Recalling joys of past deer hunting seasons
The weather did not cooperate for the last weekend of the last deer season. In Iowa, we have some sort of deer season from October through January. One would think, we would have had our fill of deer hunting from bow, shotgun, muzzleloader and fi...
The weather did not cooperate for the last weekend of the last deer season.
In Iowa, we have some sort of deer season from October through January. One would think, we would have had our fill of deer hunting from bow, shotgun, muzzleloader and finally rifle season.
I find this not to be the case. I enjoy the hunt more than getting a deer and am almost always ready to go on another hunt.
Saturday morning, rain was pouring down. At the end of January in Iowa, most anything can be falling out of the sky. This day, it was a cold and blowing rain. I have hunted in driving snowstorms, heavy fog and on hot sunny days, just this year alone. I filled a buck and a doe tag, but have three doe tags left. My freezer is full, but I know a couple of people that still want a deer.
I carefully weighed the options, to hunt or not to hunt. The thought of standing around in the rain or slogging through the mud, just seemed too much work to get one more deer. The lazies were rapidly setting in. My son, Damon, and I went back to the cabin, built a fire and watched it rain on the lake.
Looking across the rolling hills brought back memories of each and every hunt. We have had a successful deer hunting year. Other than the minor incident of hitting some ice and rolling my pick-up during first shotgun season, the hunts were pleasantly uneventful. Nobody sustained injuries bad enough to prevent hunting the next day.
Bow season in early November was wild. Bucks could be called and came either rushing through the dry autumn leaves, or sneaking in cautiously. Everyone I know passed up numerous deer that could hang on a wall, always waiting for a bigger one. Some people got the trophy, others are still waiting. We saw more deer during the first two weeks of November than all of the rest of the seasons combined.
Shotgun season is when we get together with friends and family to fill our freezers. For over 20 years, there is an annual gathering at my place to hunt deer, tell lies and catch up on happenings with friends we only see once or twice each year. Nobody went home hungry, but we were all a bit tired from fighting snow, dragging deer and reminiscing until all hours of the morning.
Organization falls apart after the regular shotgun season. It is difficult to find two or three people that want to or can go hunting at the same time. Up until this time, most of us have spent every free moment deer hunting for close to two months. There is a limit. Chores at home that have been neglected need to be done. Wives want to be taken Christmas shopping. There is an almost endless list of things that prevent organizing a regular deer hunt. Most hunting is done one person at a time when that one person can get away for a few hours.

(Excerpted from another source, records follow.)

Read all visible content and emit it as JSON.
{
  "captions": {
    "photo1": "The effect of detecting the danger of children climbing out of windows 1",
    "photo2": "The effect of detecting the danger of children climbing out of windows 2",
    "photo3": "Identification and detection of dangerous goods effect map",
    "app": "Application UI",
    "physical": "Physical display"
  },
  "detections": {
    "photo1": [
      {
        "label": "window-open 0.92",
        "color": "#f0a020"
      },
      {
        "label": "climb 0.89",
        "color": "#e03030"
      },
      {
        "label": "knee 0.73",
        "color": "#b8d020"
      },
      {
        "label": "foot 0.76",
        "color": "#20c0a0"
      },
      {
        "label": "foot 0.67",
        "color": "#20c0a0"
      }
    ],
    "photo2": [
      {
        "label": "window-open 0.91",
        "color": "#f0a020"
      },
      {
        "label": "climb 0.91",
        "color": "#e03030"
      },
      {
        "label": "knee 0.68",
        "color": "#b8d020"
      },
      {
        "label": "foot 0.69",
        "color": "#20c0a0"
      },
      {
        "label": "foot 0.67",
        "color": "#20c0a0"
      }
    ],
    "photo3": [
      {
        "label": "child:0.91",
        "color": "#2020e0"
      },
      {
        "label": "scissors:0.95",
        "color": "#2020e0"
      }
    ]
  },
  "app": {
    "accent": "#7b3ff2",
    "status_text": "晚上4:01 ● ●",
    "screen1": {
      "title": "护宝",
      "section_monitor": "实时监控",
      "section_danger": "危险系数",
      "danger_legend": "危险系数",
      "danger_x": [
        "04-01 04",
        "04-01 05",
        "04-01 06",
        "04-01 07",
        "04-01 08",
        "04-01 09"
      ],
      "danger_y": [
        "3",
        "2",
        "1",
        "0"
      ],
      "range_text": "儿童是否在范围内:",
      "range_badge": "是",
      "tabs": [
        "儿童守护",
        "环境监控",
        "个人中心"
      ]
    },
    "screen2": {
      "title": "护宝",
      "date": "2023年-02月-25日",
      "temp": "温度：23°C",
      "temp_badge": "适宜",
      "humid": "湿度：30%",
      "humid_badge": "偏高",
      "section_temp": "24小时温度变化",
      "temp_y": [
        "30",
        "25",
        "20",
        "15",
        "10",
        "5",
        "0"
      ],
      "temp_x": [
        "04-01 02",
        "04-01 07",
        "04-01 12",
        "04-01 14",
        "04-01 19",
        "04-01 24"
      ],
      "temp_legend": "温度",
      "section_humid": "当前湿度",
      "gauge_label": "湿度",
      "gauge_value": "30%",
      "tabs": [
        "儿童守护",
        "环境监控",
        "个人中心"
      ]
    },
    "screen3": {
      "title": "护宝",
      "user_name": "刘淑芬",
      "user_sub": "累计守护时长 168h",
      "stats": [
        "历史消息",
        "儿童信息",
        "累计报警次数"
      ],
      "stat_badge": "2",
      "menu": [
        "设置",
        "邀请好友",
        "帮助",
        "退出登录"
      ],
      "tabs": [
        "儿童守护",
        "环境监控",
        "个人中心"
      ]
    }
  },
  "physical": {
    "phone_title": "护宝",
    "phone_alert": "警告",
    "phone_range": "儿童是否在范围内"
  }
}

Damon and I sat in the warmth of the cabin, telling each other of these solitary hunts. It is nice to be alone in the woods, standing quietly, waiting for a deer to pass and watching the animals in their natural habitat. I also enjoy stalking silently to see how close I can get to an animal before it realizes I am there. In the fresh snow, it is easy to see, but also to be seen. Hunting skill is matched against the instinct of the prey.
As the sun set over the lake, the rain slowed to a drizzle. What could have been a soggy hunt turned out to be a pleasant time of reliving past experiences. Some days, a bad case of the lazies and a warm fire are better than a wet deer hunt.
Walter Scott is an outdoors enthusiast and freelance writer from Bloomfield, Iowa.